• By 2014, Two- million jobs are expected to be created in STEM-related fields (Bill & Melinda Gates Foundation)
• 40% of students in the United States test at below basic math level; 70% African Americans and 3/5 Latinos test below math level (2005 National Assessment of Education Progress- NAEP)
• Half (50%) of all students test at below basic science level. The numbers are worse for African Americans (80%) and Latinos (70%) (NAEP)
• The number of engineering degrees awarded in the United States is down 20% from the peak year of 1985. (Tapping America’s Potential)
• Although U.S. fourth graders score well against international competition, they don’t stay there. By the time they reach the 12th grade, they fall near the bottom in math and dead last in science. (Tapping America’s Potential)
• In 2001, there were slightly more than 4 million 9th graders. Four years later, 2.8 million graduated and 1.9 million went on to two and four year college. Fewer than 300,000 are majoring in STEM fields and only about 167,000 were expected to be STEM college graduates in 2011. (National Center for Education Statistics; Digest of Education Statistics)
President Obama’s Call to Action:
In 2010, President Obama announced the launch of Change the Equation, a CEO-led effort to dramatically improve education in science, technology, engineering, and math (STEM), as part of his “Educate to Innovate” campaign. Change the Equation is a non-profit organization dedicated to mobilizing the business community to improve the quality of STEM education in the United States.
President Obama has identified three overarching priorities for STEM education necessary for laying a new foundation for America’s future prosperity: increasing STEM literacy so all students can think critically in STEM subjects, improving the quality of math and science teaching so American students are no longer outperformed by those in other nations and expanding STEM education and career opportunities for underrepresented groups, including women and minorities.
The President’s 2012 budget request and Blueprint for Reform of the Elementary and Secondary Education Act are designed to help to strengthen America’s leadership in the 21st century by improving STEM education.

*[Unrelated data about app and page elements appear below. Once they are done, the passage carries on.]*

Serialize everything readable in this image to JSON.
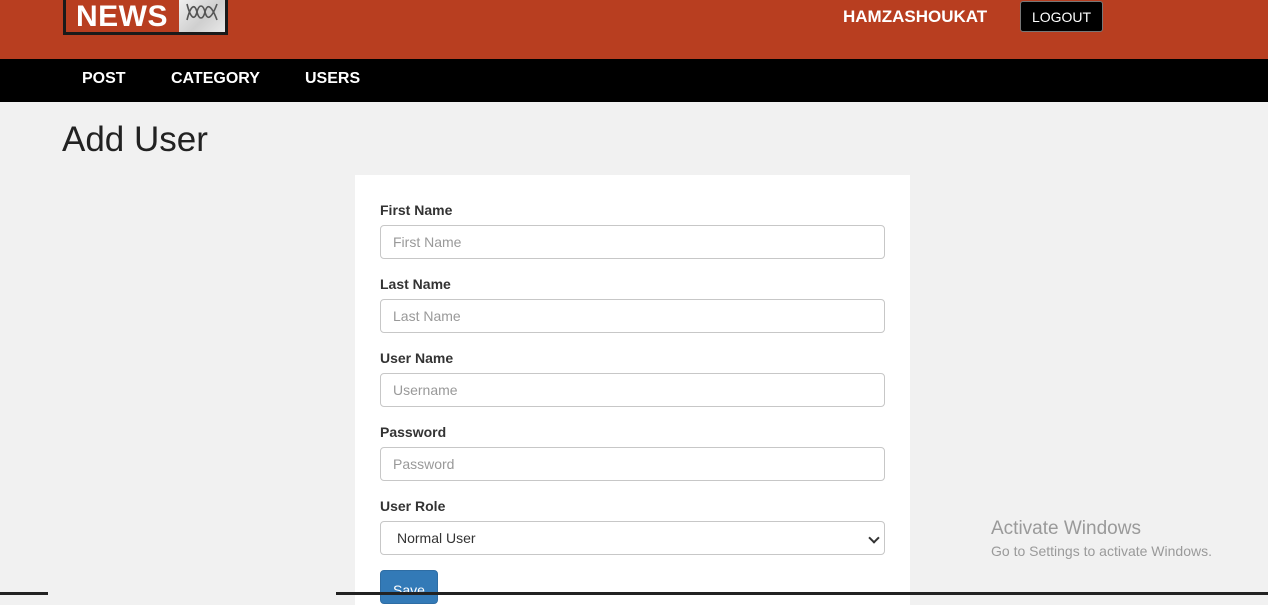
{
  "header": {
    "logo_text": "NEWS",
    "logo_mark": "abc-logo-icon",
    "username": "HAMZASHOUKAT",
    "logout_label": "LOGOUT"
  },
  "nav": {
    "items": [
      {
        "label": "POST"
      },
      {
        "label": "CATEGORY"
      },
      {
        "label": "USERS"
      }
    ]
  },
  "page": {
    "title": "Add User"
  },
  "form": {
    "first_name": {
      "label": "First Name",
      "placeholder": "First Name",
      "value": ""
    },
    "last_name": {
      "label": "Last Name",
      "placeholder": "Last Name",
      "value": ""
    },
    "user_name": {
      "label": "User Name",
      "placeholder": "Username",
      "value": ""
    },
    "password": {
      "label": "Password",
      "placeholder": "Password",
      "value": ""
    },
    "role": {
      "label": "User Role",
      "selected": "Normal User"
    },
    "save_label": "Save"
  },
  "watermark": {
    "title": "Activate Windows",
    "subtitle": "Go to Settings to activate Windows."
  },
  "colors": {
    "header_bg": "#b83e20",
    "nav_bg": "#000000",
    "page_bg": "#f1f1f1",
    "primary": "#337ab7"
  }
}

For example, the President has announced an ambitious goal of preparing 100,000 STEM teachers over the next decade, with at least 10,000 STEM teachers recruited over the next two years.

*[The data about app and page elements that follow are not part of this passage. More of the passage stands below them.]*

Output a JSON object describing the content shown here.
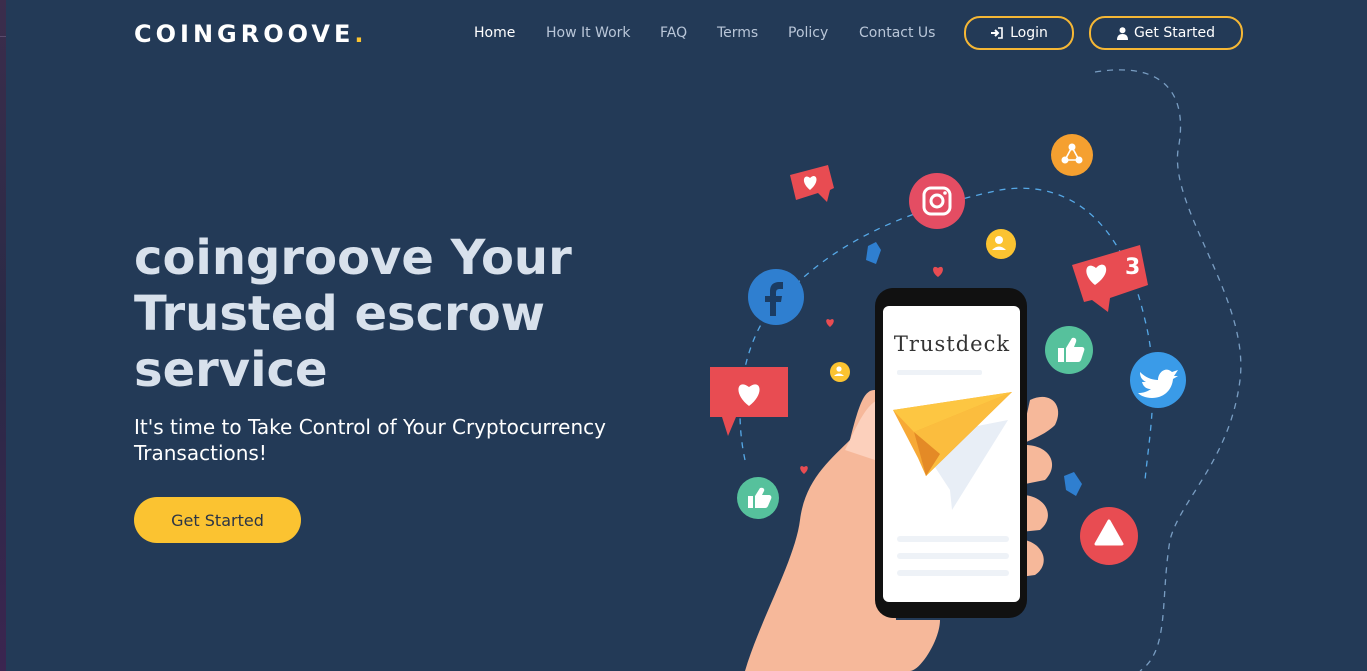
{
  "brand": {
    "name": "COINGROOVE",
    "dot": "."
  },
  "nav": [
    {
      "label": "Home",
      "active": true
    },
    {
      "label": "How It Work"
    },
    {
      "label": "FAQ"
    },
    {
      "label": "Terms"
    },
    {
      "label": "Policy"
    },
    {
      "label": "Contact Us"
    }
  ],
  "header_buttons": {
    "login": {
      "label": "Login",
      "icon": "sign-in-icon"
    },
    "get_started": {
      "label": "Get Started",
      "icon": "user-icon"
    }
  },
  "hero": {
    "title": "coingroove Your Trusted escrow service",
    "subtitle": "It's time to Take Control of Your Cryptocurrency Transactions!",
    "cta": "Get Started"
  },
  "illustration": {
    "phone_brand": "Trustdeck",
    "like_count": "3",
    "icons": [
      "facebook-icon",
      "instagram-icon",
      "twitter-icon",
      "share-icon",
      "user-badge-icon",
      "heart-bubble-icon",
      "thumbs-up-icon",
      "alert-triangle-icon",
      "paper-plane-icon",
      "hand-icon"
    ]
  },
  "colors": {
    "background": "#233a57",
    "accent": "#fbc331",
    "button_border": "#f5b735"
  }
}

Most recently, efforts to improve STEM education throughout the country have gotten a boost, due to several grants.
- Researchers at the University of Virginia and the Concord Consortium have received a $1.35 million NSF grant to create new kinds of science lab activities that bridge virtual and real environments, according to a UVA press release.

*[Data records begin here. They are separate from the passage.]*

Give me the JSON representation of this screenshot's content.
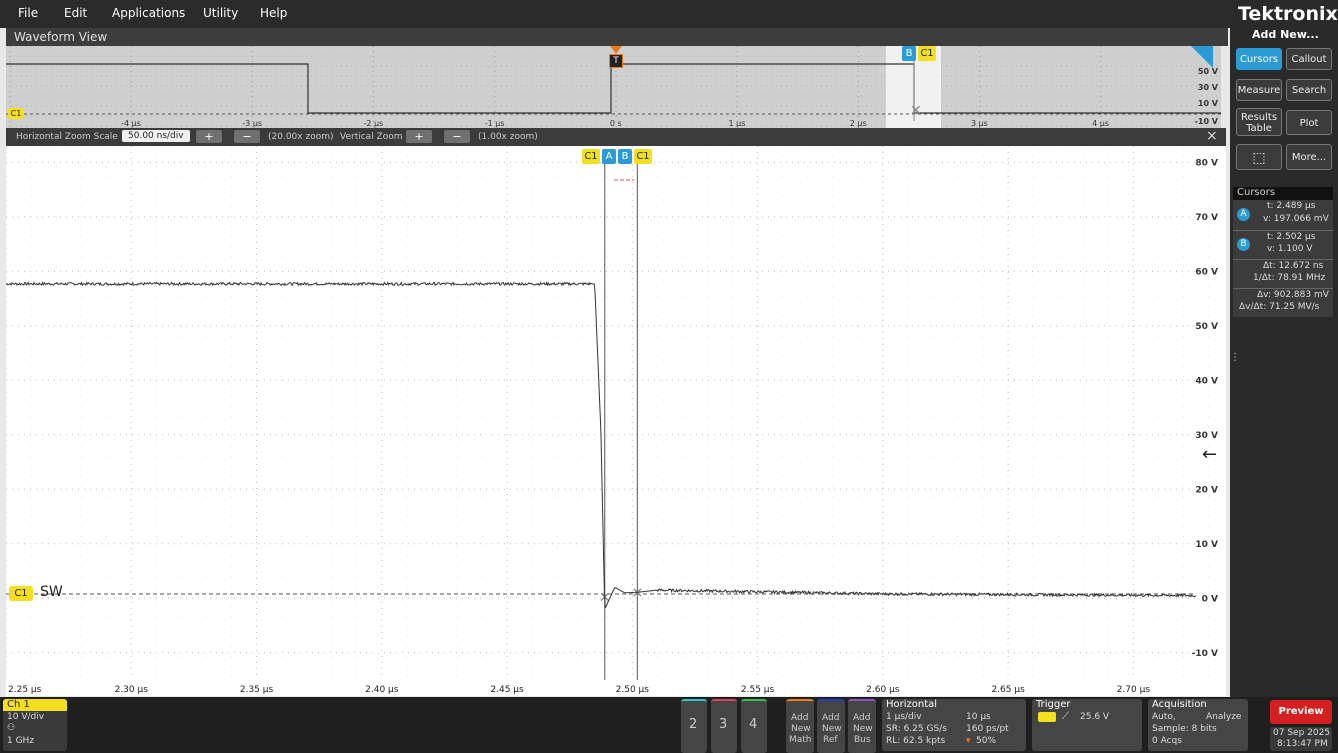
{
  "menu": {
    "items": [
      "File",
      "Edit",
      "Applications",
      "Utility",
      "Help"
    ]
  },
  "waveform_view": {
    "title": "Waveform View"
  },
  "overview": {
    "x_ticks": [
      "-4 µs",
      "-3 µs",
      "-2 µs",
      "-1 µs",
      "0 s",
      "1 µs",
      "2 µs",
      "3 µs",
      "4 µs"
    ],
    "y_ticks": [
      "50 V",
      "30 V",
      "10 V",
      "-10 V"
    ],
    "trigger_marker": "T",
    "cursor_b_label": "B",
    "channel_label": "C1"
  },
  "zoom_bar": {
    "h_label": "Horizontal Zoom Scale",
    "h_value": "50.00 ns/div",
    "h_zoom": "(20.00x zoom)",
    "v_label": "Vertical Zoom",
    "v_zoom": "(1.00x zoom)",
    "close": "×"
  },
  "main_plot": {
    "y_ticks": [
      "80 V",
      "70 V",
      "60 V",
      "50 V",
      "40 V",
      "30 V",
      "20 V",
      "10 V",
      "0 V",
      "-10 V"
    ],
    "x_ticks": [
      "2.25 µs",
      "2.30 µs",
      "2.35 µs",
      "2.40 µs",
      "2.45 µs",
      "2.50 µs",
      "2.55 µs",
      "2.60 µs",
      "2.65 µs",
      "2.70 µs"
    ],
    "channel_tag": "C1",
    "channel_name": "SW",
    "cursor_tags": [
      "C1",
      "A",
      "B",
      "C1"
    ]
  },
  "chart_data": {
    "type": "line",
    "series": [
      {
        "x": [
          2.25,
          2.485,
          2.4875,
          2.489,
          2.493,
          2.497,
          2.502,
          2.51,
          2.6,
          2.725
        ],
        "y": [
          57.7,
          57.7,
          30,
          -2,
          2,
          1,
          1.1,
          1.5,
          0.8,
          0.5
        ]
      }
    ],
    "xlim": [
      2.25,
      2.725
    ],
    "ylim": [
      -15,
      83
    ],
    "xlabel": "",
    "ylabel": ""
  },
  "right_panel": {
    "brand": "Tektronix",
    "add_new": "Add New...",
    "buttons": [
      "Cursors",
      "Callout",
      "Measure",
      "Search",
      "Results Table",
      "Plot",
      "More..."
    ],
    "cursors_title": "Cursors",
    "cursor_a_label": "A",
    "cursor_a_t": "t: 2.489 µs",
    "cursor_a_v": "v: 197.066 mV",
    "cursor_b_label": "B",
    "cursor_b_t": "t: 2.502 µs",
    "cursor_b_v": "v: 1.100 V",
    "delta_t": "Δt: 12.672 ns",
    "inv_delta_t": "1/Δt: 78.91 MHz",
    "delta_v": "Δv: 902.883 mV",
    "dv_dt": "Δv/Δt: 71.25 MV/s"
  },
  "bottom": {
    "ch1": {
      "title": "Ch 1",
      "scale": "10 V/div",
      "bw": "1 GHz"
    },
    "ch_buttons": [
      "2",
      "3",
      "4"
    ],
    "add_buttons": [
      [
        "Add",
        "New",
        "Math"
      ],
      [
        "Add",
        "New",
        "Ref"
      ],
      [
        "Add",
        "New",
        "Bus"
      ]
    ],
    "horizontal": {
      "title": "Horizontal",
      "scale": "1 µs/div",
      "window": "10 µs",
      "sr": "SR: 6.25 GS/s",
      "ps": "160 ps/pt",
      "rl": "RL: 62.5 kpts",
      "pos": "50%"
    },
    "trigger": {
      "title": "Trigger",
      "level": "25.6 V"
    },
    "acquisition": {
      "title": "Acquisition",
      "mode": "Auto,",
      "analyze": "Analyze",
      "sample": "Sample: 8 bits",
      "acqs": "0 Acqs"
    },
    "preview": "Preview",
    "date": "07 Sep 2025",
    "time": "8:13:47 PM"
  },
  "colors": {
    "ch1": "#f2e01f",
    "cursor": "#2b9bd6",
    "accent": "#2b9bd6",
    "preview": "#d42020"
  }
}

- The Massachusetts Institute of Technology‘s (MIT) Education Arcade is getting $3 million from the Bill & Melinda Gates Foundation to design, build, and research a multi-player online game to help high school students learn math and biology.
- The Northrop Grumman Foundation has announced a new initiative that will provide 16 middle and high school science teachers the chance each year to visit Costa Rica to experience firsthand field collection of biodiversity and climate data, and bring these learning opportunities to their classrooms.
The Bottom Line:
Interest in STEM Education and the importance of these fields of study has garnered increasing attention over the past couple of years. STEM is now a keyword that many education officials, organizations, businesses, teachers, students and parents are aware of. Private donors as well as charitable foundations and federal and state governments help fund grants for programs that focus on STEM areas. Millions of dollars in grants have been awarded to schools, programs, and districts for projects ranging from geo-caching to robotics to math tutoring. The hope is that greater strides in STEM education will be taken in the coming years to keep the United States competitive in these areas.